Recently, a dealer showed me a letter he had received from the Better Business Bureau regarding an advertisement that he had placed in a newspaper. This ad promoted zero percent interest for two years on used combines. The letter from the Better Business Bureau stated that the dealer’s ad did not meet the guidelines for advertising credit financing. The dealer quickly responded to the Better Business Bureau that they would not run the ad as printed again.

This dealer was unaware that he needed to disclose additional information in the ad. He suggested I inform other dealers, so they can avoid this inconvenience. Following are some of the rules the Better Business Bureau stipulates regarding advertising. For a complete list of rules, visit www.bbb.org.

According to the Better Business Bureau, if an advertisement of closed-end credit contains any of the following triggering terms, three specific disclosures must also be stated clearly and conspicuously.

The triggering terms are:

  1. the amount or percentage of any down payment
  2. the number of payments or period of repayment
  3. the amount of any payment, expressed either as a percentage or as a dollar amount
  4. the amount of finance charge

The three disclosures are:

  1. the amount or percentage of the down payment
  2. the terms of repayment
  3. the “annual percentage rate,” using that term spelled out in full. If the rate may be increased after consummation of the credit transaction, that fact also must be disclosed.

In addition, the Better Business Bureau states that whenever a price is mentioned in advertising, any extra charges must be disclosed in immediate conjunction with the price (e.g. delivery, installation, assembly, excise tax, postage and handling).

When the term “warranty” (or “guarantee”) is used in product advertising, a disclosure should be made clearly and prominently stating that complete details of the warranty can be seen at the advertiser’s store prior to sale or, in the case of mail or telephone order sales, are available free on written request.

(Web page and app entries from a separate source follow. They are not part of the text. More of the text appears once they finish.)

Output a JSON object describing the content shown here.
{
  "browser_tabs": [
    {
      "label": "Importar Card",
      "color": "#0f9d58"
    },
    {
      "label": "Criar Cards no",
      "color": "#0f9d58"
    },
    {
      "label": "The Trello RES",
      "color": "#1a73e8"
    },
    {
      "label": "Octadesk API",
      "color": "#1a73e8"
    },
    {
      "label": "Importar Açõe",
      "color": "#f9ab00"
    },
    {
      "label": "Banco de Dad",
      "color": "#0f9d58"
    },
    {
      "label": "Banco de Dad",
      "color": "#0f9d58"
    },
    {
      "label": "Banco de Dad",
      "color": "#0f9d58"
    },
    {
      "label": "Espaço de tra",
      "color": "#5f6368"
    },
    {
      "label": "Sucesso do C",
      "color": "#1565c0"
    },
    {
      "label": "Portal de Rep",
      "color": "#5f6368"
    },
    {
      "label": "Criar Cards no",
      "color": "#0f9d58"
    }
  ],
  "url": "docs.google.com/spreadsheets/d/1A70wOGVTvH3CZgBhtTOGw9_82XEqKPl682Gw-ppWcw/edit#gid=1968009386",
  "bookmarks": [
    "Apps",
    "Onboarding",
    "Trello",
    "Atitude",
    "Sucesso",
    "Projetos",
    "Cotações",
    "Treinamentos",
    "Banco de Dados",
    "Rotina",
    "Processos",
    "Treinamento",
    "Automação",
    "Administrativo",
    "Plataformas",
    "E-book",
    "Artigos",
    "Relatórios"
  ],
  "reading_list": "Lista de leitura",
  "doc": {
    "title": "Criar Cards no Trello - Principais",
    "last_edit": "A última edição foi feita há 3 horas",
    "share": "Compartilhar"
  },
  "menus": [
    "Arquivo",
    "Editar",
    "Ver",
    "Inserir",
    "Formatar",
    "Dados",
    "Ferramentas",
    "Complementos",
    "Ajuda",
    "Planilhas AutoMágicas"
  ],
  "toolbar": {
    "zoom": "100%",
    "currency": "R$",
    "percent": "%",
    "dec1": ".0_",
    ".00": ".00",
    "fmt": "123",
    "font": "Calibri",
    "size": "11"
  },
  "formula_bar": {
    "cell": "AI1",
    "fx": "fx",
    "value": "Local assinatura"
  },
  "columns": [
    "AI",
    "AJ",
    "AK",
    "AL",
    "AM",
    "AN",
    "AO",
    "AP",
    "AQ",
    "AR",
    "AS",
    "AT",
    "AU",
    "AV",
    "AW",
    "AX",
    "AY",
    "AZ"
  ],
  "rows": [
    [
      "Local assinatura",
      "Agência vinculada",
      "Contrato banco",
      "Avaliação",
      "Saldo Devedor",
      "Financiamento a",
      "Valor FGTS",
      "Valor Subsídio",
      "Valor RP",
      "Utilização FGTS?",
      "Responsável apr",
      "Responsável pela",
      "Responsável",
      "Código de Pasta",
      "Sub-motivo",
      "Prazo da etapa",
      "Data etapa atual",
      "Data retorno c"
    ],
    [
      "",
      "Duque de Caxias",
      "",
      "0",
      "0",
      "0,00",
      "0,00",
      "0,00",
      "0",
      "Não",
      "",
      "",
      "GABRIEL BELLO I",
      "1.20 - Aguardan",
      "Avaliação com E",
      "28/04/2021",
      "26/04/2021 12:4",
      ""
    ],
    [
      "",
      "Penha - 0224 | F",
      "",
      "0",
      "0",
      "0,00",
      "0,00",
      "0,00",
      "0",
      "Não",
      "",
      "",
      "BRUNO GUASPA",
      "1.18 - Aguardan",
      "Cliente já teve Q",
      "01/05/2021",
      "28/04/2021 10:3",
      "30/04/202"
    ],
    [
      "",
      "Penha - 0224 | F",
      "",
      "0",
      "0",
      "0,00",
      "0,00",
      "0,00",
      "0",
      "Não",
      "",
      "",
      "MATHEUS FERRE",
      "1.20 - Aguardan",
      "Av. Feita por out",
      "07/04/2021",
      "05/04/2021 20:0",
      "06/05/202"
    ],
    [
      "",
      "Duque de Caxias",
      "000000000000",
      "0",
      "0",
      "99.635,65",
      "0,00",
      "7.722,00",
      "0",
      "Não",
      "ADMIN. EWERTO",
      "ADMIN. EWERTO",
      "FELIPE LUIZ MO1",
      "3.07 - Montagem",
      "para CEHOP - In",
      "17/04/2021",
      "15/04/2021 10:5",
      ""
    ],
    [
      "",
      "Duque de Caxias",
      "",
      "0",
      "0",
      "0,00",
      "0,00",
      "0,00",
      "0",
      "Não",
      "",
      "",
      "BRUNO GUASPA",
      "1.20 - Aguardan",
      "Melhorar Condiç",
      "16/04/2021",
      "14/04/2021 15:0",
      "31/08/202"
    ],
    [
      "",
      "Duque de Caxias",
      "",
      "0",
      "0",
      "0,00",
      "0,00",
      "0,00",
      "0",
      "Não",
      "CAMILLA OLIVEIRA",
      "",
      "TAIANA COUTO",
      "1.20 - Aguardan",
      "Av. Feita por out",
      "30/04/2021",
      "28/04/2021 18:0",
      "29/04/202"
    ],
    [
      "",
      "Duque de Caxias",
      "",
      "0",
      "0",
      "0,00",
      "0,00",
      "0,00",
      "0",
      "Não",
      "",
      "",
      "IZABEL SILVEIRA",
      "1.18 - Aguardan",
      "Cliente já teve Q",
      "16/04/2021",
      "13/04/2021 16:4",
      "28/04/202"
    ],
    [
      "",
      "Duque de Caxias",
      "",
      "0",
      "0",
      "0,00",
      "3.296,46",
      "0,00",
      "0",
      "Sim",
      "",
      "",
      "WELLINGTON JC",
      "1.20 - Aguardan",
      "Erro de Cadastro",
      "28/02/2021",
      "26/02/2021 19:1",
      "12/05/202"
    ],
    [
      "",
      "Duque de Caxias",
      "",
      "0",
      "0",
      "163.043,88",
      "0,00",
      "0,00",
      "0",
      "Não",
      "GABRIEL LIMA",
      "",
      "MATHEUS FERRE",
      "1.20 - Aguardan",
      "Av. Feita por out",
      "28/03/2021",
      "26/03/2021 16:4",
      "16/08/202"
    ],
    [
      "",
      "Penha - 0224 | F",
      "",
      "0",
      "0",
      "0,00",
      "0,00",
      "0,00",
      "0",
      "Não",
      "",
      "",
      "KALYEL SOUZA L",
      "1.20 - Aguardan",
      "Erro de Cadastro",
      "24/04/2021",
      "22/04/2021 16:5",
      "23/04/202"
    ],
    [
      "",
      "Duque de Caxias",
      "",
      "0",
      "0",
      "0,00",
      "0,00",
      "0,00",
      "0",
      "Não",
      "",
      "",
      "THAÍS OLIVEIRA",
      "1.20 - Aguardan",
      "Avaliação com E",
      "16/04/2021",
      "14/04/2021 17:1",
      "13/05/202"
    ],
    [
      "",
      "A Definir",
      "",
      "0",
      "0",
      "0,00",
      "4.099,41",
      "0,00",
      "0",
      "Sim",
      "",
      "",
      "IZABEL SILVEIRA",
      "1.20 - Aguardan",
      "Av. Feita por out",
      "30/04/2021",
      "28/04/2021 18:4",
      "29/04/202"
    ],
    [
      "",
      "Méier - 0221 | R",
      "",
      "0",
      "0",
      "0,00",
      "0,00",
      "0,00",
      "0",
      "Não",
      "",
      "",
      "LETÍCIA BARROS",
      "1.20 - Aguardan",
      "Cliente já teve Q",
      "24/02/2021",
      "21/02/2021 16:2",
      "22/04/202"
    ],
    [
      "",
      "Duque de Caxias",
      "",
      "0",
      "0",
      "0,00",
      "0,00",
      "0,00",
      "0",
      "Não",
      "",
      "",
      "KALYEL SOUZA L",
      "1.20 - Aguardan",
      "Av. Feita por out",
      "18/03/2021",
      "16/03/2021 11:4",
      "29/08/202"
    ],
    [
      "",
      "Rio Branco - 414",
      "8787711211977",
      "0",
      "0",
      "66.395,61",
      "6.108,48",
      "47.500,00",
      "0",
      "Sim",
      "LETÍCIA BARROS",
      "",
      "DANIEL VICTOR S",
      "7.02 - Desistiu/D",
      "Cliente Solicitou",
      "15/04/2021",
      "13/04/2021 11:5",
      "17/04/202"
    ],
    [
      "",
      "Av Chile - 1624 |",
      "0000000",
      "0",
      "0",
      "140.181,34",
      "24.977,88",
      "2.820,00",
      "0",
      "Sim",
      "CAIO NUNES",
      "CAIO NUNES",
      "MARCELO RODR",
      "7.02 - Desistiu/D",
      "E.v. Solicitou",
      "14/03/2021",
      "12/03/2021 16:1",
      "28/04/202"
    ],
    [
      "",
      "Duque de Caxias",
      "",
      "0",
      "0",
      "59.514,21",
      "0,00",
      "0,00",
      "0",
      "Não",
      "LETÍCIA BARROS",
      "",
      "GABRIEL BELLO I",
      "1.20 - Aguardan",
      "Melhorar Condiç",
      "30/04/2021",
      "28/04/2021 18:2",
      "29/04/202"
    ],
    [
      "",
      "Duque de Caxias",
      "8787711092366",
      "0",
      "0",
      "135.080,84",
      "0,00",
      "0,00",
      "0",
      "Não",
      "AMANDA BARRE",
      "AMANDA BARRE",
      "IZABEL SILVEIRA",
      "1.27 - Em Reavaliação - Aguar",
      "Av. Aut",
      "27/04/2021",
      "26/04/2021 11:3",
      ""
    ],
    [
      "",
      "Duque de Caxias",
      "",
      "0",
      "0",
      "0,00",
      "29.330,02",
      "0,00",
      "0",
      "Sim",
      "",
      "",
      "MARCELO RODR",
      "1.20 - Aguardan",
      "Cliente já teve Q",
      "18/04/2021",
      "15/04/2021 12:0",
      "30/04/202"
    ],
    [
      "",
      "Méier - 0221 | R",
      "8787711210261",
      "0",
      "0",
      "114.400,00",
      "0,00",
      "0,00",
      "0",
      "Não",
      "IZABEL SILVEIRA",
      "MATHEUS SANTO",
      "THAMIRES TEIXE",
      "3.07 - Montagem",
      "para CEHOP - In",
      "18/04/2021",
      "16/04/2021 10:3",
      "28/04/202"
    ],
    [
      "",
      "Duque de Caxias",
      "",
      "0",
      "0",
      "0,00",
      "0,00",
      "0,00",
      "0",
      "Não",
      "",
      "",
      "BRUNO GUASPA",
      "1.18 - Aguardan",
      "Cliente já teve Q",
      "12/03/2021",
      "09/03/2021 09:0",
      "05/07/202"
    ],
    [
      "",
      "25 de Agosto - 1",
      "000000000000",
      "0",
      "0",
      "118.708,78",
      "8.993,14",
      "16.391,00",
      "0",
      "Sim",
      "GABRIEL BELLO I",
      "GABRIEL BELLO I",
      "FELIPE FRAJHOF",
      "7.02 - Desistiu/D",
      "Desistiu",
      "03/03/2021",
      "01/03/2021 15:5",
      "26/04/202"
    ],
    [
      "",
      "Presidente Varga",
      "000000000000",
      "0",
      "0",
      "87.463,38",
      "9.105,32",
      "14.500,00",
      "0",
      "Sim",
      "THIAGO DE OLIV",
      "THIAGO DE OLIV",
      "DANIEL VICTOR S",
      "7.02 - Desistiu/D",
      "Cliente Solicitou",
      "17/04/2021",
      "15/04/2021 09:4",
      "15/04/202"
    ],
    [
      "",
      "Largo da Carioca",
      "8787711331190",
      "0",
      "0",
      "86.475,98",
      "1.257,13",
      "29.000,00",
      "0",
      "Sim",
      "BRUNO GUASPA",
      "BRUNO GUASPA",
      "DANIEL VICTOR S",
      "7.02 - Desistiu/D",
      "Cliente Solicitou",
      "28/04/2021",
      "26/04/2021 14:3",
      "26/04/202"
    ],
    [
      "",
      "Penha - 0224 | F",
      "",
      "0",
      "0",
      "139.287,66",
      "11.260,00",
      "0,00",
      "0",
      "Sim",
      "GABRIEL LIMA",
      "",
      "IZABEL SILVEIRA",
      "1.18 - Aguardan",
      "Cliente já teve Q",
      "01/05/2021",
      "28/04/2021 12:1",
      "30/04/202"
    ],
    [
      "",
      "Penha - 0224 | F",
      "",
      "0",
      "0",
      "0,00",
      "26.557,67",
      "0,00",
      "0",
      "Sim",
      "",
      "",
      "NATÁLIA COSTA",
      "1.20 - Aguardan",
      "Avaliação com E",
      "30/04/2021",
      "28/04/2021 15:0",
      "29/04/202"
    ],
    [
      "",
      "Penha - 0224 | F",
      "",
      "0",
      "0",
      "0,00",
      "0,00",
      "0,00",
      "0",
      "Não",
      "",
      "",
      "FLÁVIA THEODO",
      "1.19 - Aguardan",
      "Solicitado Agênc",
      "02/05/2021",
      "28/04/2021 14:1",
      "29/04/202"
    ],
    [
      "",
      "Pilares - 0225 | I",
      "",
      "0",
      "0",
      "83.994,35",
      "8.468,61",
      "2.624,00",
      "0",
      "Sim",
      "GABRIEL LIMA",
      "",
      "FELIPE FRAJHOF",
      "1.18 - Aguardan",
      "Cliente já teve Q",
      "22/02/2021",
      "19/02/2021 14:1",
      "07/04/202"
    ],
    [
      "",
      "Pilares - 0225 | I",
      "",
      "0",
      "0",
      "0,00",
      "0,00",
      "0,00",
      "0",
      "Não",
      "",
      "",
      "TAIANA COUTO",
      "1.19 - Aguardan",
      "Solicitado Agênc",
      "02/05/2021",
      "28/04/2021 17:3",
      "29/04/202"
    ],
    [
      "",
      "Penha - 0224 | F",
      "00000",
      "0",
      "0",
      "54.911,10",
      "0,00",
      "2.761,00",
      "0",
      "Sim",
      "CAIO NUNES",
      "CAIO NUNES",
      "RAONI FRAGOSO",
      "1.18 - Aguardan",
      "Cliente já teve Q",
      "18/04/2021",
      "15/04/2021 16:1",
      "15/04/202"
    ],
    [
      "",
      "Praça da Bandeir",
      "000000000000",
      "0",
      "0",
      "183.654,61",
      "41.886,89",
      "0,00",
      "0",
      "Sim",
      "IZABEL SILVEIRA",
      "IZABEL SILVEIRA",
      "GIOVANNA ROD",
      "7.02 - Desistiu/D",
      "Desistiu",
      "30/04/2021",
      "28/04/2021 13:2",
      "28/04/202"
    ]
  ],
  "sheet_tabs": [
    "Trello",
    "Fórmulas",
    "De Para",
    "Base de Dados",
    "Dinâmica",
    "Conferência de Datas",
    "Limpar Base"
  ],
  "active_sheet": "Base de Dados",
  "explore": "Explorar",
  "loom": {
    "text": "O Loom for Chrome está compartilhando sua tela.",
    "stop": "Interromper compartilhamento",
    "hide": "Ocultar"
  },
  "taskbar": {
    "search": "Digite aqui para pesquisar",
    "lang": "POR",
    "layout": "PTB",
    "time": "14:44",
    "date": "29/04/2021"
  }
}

3-Day Cooling Off Rule

The website offers plenty of consumer tips and frauds. For example:

MYTH: You have the right to cancel any purchase within three days.

FACT: Contrary to popular belief, the three-day Cooling-off Rule (right to cancel) only applies to a limited number of cash or credit transactions of $25 or more. The Rule applies to door-to-door sales or places other than the company’s regular place of business. Purchases of automobiles and other vehicles are not usually covered.

I encourage you to visit bbb.org today for this type of information and more.